  • Paulette Bates Alden

    Connie, I just mentioned www.kickstarter.com to L.A. below.  It's worth looking into.  I'm going to try to use it to ask for money for publicity.  You can see what people are asking for.  Again, it is another thing that takes time and effort.  You can see what you think and whether you might use it.  Good luck! 

  • Paulette Bates Alden

    You know, L.A., I think you bring up an excellent point: impatience.  I have found myself impatient with taking the time to go through the learning curve, hire various people, try to get things right.  I'm an impatient person!  But haste makes waste, or so it's said.  I imagine you know about www.kickstarter.com.  You can ask for money for a project like publishing there. Even if you 're not ready to publish, you might check it out so you can get familiar with it.  It might help with the hiring of an editor part. I hear you about the money! 

  • Paulette Bates Alden

    Hi, Joanne, 

    Thanks for the great tip about Grammar Girl.  I'm going to sign up for the newsletter!

  • Elisabeth Zguta Publishing

    Hi Paulette -  I was in a discussion in LinkedIn  and an editor made this point below and I thought it might be helpful.  All the proof reading, editing etc. that needs to get done can be confusing, and this quick overlook is helpful to keep the process organized (in my head anyway) so I thought I would share.

    Typically, proofreading should NOT be done before layout. Copy editing should...
    This is an over-simplified list, but represents the typical/recommended process:

    1) author's final draft
    2) copy edit & revisions
    3) layout
    4) proofread
    5) publish

  • Sharon Lippincott

    Your clever way of using lessons from your experience to illustrate your point is convincing!This device kept me reading what might have otherwise sounded preachy, sending me clicking away after three sentences. I agree with the importance of a professional edit, and appreciate that you point to a viable alternative route for those who truly can't afford the turnpike toll.

  • Carol Hogan

    Paulette, you are absolutely right. Those are the errors that stop me from reading an otherwise good book. Thanks for the timely advice. Aloha,

  • Pamela Olson

    When I self-published my first book, I wrote on my blog (or Facebook or somewhere) that people were encouraged to send me a note if they found any typos. After working on the dang thing for four years, I figured there may be ten or twelve that I missed along the way.

    Not so much. One reader alone sent in two dozen. When the final tally came up, it was near 50. Red-faced, I put a second edition out quite fast! (CreateSpace even let me do it for free, if I recall correctly.)
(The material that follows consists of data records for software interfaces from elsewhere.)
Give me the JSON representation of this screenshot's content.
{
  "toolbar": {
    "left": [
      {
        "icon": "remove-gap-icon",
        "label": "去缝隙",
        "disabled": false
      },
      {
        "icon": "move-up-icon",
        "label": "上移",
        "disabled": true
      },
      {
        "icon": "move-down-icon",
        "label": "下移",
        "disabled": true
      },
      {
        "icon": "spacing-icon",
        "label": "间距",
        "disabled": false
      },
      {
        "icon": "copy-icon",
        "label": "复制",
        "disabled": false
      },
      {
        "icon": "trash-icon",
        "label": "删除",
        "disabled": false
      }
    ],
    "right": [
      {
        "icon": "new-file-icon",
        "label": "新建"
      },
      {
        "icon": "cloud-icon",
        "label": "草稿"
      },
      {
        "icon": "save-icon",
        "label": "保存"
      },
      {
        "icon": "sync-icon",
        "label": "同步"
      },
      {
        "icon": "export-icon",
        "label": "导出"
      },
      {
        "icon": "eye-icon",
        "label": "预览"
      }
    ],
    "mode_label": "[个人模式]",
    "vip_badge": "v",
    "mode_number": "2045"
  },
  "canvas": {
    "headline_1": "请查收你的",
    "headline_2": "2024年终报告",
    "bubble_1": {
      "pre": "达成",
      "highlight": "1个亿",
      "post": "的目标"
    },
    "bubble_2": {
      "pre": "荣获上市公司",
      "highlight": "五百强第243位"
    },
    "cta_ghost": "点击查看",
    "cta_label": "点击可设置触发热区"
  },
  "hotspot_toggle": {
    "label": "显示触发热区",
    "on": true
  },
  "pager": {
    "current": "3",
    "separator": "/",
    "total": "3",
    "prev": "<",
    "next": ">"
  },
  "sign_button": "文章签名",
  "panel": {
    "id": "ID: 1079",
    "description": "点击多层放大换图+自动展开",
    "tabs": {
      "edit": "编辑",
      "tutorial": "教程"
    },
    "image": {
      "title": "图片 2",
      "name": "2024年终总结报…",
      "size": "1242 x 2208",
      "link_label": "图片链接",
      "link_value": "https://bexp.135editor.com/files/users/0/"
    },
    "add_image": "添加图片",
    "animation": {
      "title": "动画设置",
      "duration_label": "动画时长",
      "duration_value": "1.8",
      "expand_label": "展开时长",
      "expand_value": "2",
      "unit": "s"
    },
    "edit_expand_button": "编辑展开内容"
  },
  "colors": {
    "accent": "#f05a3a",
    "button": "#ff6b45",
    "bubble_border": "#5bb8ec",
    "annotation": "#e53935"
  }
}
    Then I got a publisher and a real copyeditor had a go at it. And found at least 50 more. She also tightened the book up in a million places without losing the essence of what I was trying to say. Good copyeditors are truly a godsend. Here's the website of the one I was lucky enough to work with: http://sonic.net/~kjn

  • Paulette,


    I love this post.  It is helpful.  And how did you find your copy editor? Suggestions? 


    Thanks & Regards,


    Stephanie Renee dos Santos

  • Connie Cockrell

    Good advice, thank you.  The cost also has put me off.  Maybe I can make myself do it the next time.

  • L. A. Howard

    I think this is my biggest fear whenever I think of publishing, that I won't be able to afford a proper editor.  x_x;;;  Or that I'll get impatient, publish without an editor, and then watch my book bomb because the language or wording is far too confusing!  

  • Joanne Tombrakos

    I felt the same way after I used a copywriter for my first book. They are definitely worth the money. I also now subscribe to a great little free newsletter called the Grammar Girl that offers up some great tips.

  • Paulette Bates Alden

    Oh, Hope, I too was an English major and I can't recall anyone ever, in high school, college, grad school, EVER saying word one (word-one?) about hyphenation.  I also think the rules keep shifting, there are different style books, and two different copy editors might come up with two different versions of the same hyphenated word and both be right.  It just felt good to me to have someone else who does know stuff I don't know go through my manuscript and at least be consistent and right about things that aren't as shifty as some hyphenated words.